And being Madonna, she's not arriving in Malawi by halves. She has already committed to raising at least $3 million to fund programs particularly aimed at orphans there. Of Malawi's population of 12 million, about a million are orphans. Ground has just been broken on an orphan care center, which aims to feed and educate as many as 1,000 children a day. She has also formed a partnership with developing-world economic guru Jeffrey Sachs on programs to improve the health, agriculture and economy of a village nearby. She's financing—to the tune of about $1 million—a documentary about the plight of children there. And she has met with Bill Clinton to see if they can work together to bring low-cost medicines to the area, as well as partnering with several aid organizations. This, mind you, is all before Madonna has ever even set foot in Africa. (She plans to go in October.)
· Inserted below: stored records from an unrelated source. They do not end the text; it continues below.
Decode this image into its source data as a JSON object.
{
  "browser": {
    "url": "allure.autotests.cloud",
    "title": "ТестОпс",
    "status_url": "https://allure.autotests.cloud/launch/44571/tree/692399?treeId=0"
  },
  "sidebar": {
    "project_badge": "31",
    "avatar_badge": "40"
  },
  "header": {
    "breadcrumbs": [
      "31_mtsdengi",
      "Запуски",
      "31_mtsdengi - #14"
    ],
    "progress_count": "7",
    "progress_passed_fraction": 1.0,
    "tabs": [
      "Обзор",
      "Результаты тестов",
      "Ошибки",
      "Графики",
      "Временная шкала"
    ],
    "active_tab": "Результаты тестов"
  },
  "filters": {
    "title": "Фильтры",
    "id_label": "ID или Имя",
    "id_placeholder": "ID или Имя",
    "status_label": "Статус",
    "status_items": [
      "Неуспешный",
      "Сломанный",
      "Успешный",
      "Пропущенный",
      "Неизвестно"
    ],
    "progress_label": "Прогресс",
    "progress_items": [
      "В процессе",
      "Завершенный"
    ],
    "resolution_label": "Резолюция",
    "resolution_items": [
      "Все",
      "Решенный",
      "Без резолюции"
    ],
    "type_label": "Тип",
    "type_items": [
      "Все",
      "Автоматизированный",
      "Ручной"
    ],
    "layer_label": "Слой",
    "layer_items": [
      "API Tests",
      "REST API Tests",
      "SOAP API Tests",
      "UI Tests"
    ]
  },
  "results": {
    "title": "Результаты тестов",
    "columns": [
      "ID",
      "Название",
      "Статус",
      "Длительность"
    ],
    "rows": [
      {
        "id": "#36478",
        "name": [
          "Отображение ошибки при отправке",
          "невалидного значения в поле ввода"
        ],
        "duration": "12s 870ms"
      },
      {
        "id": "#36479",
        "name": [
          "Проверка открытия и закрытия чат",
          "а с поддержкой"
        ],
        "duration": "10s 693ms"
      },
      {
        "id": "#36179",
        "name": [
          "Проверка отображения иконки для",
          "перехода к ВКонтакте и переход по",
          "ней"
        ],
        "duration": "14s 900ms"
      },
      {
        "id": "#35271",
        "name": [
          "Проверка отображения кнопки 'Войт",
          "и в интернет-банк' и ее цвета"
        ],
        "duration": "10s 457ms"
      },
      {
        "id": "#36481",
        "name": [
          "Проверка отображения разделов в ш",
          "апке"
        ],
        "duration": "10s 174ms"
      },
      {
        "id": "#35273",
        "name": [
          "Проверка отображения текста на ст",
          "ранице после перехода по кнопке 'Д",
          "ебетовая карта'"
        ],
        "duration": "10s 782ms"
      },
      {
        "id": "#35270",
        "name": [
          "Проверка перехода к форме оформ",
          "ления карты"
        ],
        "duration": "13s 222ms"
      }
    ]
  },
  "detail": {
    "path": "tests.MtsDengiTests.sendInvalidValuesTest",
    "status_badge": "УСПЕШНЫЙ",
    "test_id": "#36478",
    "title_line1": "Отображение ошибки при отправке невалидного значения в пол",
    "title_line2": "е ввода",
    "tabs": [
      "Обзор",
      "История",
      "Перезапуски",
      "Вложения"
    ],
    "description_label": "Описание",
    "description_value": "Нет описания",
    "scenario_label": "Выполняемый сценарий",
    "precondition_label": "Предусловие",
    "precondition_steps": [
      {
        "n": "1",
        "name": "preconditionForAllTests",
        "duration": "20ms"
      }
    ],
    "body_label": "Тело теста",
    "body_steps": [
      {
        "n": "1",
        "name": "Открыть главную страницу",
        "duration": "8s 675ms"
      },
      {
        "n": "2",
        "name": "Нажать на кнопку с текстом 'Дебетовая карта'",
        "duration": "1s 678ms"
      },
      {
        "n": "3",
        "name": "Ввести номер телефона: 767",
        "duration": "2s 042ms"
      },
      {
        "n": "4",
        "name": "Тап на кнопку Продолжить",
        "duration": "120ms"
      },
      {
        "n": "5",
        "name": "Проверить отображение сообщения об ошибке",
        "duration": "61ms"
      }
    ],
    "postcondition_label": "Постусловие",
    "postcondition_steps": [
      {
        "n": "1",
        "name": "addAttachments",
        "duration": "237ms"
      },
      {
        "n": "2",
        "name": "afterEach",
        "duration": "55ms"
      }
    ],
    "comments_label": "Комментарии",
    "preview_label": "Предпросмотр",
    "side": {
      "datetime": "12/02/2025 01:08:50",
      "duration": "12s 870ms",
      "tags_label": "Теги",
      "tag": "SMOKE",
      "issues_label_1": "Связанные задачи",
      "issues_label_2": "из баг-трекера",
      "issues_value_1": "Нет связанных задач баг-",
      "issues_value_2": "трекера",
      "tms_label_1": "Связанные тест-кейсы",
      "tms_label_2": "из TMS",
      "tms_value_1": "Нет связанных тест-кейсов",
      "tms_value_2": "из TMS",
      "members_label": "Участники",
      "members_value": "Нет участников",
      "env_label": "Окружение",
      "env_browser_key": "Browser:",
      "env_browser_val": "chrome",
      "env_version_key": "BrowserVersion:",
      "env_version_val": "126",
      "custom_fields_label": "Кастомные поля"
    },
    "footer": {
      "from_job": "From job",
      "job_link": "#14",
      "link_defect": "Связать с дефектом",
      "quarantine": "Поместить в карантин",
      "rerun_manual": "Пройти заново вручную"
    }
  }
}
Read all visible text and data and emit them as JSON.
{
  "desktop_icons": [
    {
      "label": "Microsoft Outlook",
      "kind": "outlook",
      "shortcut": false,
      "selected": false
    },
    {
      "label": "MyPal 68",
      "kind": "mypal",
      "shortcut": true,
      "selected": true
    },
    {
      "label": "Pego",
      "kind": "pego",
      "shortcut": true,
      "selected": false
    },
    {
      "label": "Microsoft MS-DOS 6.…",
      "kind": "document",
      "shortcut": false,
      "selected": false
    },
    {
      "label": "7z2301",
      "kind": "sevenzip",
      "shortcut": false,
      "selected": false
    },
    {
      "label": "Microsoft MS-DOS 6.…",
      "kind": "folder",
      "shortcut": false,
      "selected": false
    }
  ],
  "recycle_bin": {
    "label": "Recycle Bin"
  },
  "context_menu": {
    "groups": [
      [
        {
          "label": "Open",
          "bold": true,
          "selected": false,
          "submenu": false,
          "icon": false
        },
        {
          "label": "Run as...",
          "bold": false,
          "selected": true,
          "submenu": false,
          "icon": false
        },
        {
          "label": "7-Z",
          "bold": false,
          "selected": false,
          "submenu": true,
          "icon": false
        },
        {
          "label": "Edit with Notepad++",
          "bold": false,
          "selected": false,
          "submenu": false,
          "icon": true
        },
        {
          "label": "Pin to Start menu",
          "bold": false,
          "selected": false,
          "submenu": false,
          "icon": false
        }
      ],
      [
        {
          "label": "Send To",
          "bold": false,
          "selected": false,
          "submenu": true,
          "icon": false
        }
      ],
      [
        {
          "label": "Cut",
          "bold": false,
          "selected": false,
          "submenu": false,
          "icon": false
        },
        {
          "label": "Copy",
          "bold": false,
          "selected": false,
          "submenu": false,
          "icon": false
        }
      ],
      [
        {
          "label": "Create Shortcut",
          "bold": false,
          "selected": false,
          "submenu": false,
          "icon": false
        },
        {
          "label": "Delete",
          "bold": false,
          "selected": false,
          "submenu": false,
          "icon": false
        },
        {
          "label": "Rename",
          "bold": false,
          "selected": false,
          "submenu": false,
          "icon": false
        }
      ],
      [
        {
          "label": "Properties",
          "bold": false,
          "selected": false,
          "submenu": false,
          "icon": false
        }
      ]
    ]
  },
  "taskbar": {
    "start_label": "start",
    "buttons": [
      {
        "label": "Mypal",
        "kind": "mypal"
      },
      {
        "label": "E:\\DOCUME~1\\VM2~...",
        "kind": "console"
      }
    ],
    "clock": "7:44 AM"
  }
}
"For the last few yearsŚnow that I have children and now that I have what I consider to be a better perspective on life—I have felt responsible for the children of the world," says Madonna, taking a break between London concert dates . "I've been doing bits and bobs about it and I suppose I was looking for a big, big project I could sink my teeth into." The "better perspective" she attributes to Kabbalah, the study of Jewish mysticism. Her co-founder in the Raising Malawi project is Michael Berg, founder of the Kabbalah center in Los Angeles and one of the driving forces behind its growing popularity. And although it has no religious affiliation, the orphan-care center—which will be like a day camp for orphans, who often have relatives who will give them a place to sleep but cannot feed them—will offer programs based on Spirituality for Kids, Kabbalah's children's program. "One of the main precepts of Kabbalah is that we're put on this earth to help people," says Madonna. "And your job is to figure out how you can help, and what it is that you can do."

Madonna is the latest in a line of major stars who have been trying to cast some of their limelight onto the situation in Africa. Sachs, who Madonna called after she read his book The End of Poverty, has already worked closely with Bono and Angelina Jolie, among others. He knows people are cynical about celebrities' philanthropic efforts, but having met with Madonna (they had lunch and then he went to his first-ever Madonna concert), he's not. "Of course there are no doubt people who on a fling say something, but that's not what Madonna's doing, it's not what Angelina's doing, it's not what Bono's doing," he says. "In the very noisy and complicated world that we have, people that reach large numbers of people, like Madonna does, have an extraordinarily important role to play. When they're devoting their time, their money, their name, a lot of effort, a lot of organization skill to all of this, it makes a huge difference. The cynics are just wrong. They don't get it."